Element data from apps and pages
====================
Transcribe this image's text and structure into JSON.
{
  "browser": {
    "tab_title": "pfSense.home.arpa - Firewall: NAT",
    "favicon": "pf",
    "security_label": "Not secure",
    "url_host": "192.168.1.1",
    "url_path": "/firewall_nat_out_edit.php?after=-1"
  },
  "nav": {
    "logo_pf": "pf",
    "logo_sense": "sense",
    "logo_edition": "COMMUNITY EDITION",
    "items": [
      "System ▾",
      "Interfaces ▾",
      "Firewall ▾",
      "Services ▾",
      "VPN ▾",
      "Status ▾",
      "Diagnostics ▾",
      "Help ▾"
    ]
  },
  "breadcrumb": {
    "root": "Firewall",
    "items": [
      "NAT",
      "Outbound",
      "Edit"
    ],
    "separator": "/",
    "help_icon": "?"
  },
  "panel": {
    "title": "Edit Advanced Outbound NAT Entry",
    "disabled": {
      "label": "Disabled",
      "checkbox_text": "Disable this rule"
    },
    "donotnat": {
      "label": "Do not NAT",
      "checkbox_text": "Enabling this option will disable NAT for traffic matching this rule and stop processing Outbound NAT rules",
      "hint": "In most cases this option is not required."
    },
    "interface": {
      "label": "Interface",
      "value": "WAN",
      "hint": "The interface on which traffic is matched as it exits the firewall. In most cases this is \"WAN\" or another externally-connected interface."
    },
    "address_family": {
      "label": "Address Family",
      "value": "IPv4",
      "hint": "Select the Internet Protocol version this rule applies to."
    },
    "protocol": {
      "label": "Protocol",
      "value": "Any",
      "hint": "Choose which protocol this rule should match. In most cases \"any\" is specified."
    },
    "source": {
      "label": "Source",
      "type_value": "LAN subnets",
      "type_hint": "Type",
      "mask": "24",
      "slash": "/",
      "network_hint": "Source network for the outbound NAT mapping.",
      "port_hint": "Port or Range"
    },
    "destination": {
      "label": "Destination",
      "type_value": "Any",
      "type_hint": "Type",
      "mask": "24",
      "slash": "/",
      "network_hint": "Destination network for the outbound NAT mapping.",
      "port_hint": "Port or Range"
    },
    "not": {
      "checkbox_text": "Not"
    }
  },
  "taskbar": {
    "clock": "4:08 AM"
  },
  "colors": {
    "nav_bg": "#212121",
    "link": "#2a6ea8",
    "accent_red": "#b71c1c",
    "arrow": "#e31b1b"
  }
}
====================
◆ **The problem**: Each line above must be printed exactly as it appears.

◆ **Result of this exercise**:
Transcribe this image's text and structure into JSON.
{
  "browser": {
    "tab_title": "pfSense.home.arpa - Firewall: NAT",
    "favicon": "pf",
    "security_label": "Not secure",
    "url_host": "192.168.1.1",
    "url_path": "/firewall_nat_out_edit.php?after=-1"
  },
  "nav": {
    "logo_pf": "pf",
    "logo_sense": "sense",
    "logo_edition": "COMMUNITY EDITION",
    "items": [
      "System ▾",
      "Interfaces ▾",
      "Firewall ▾",
      "Services ▾",
      "VPN ▾",
      "Status ▾",
      "Diagnostics ▾",
      "Help ▾"
    ]
  },
  "breadcrumb": {
    "root": "Firewall",
    "items": [
      "NAT",
      "Outbound",
      "Edit"
    ],
    "separator": "/",
    "help_icon": "?"
  },
  "panel": {
    "title": "Edit Advanced Outbound NAT Entry",
    "disabled": {
      "label": "Disabled",
      "checkbox_text": "Disable this rule"
    },
    "donotnat": {
      "label": "Do not NAT",
      "checkbox_text": "Enabling this option will disable NAT for traffic matching this rule and stop processing Outbound NAT rules",
      "hint": "In most cases this option is not required."
    },
    "interface": {
      "label": "Interface",
      "value": "WAN",
      "hint": "The interface on which traffic is matched as it exits the firewall. In most cases this is \"WAN\" or another externally-connected interface."
    },
    "address_family": {
      "label": "Address Family",
      "value": "IPv4",
      "hint": "Select the Internet Protocol version this rule applies to."
    },
    "protocol": {
      "label": "Protocol",
      "value": "Any",
      "hint": "Choose which protocol this rule should match. In most cases \"any\" is specified."
    },
    "source": {
      "label": "Source",
      "type_value": "LAN subnets",
      "type_hint": "Type",
      "mask": "24",
      "slash": "/",
      "network_hint": "Source network for the outbound NAT mapping.",
      "port_hint": "Port or Range"
    },
    "destination": {
      "label": "Destination",
      "type_value": "Any",
      "type_hint": "Type",
      "mask": "24",
      "slash": "/",
      "network_hint": "Destination network for the outbound NAT mapping.",
      "port_hint": "Port or Range"
    },
    "not": {
      "checkbox_text": "Not"
    }
  },
  "taskbar": {
    "clock": "4:08 AM"
  },
  "colors": {
    "nav_bg": "#212121",
    "link": "#2a6ea8",
    "accent_red": "#b71c1c",
    "arrow": "#e31b1b"
  }
}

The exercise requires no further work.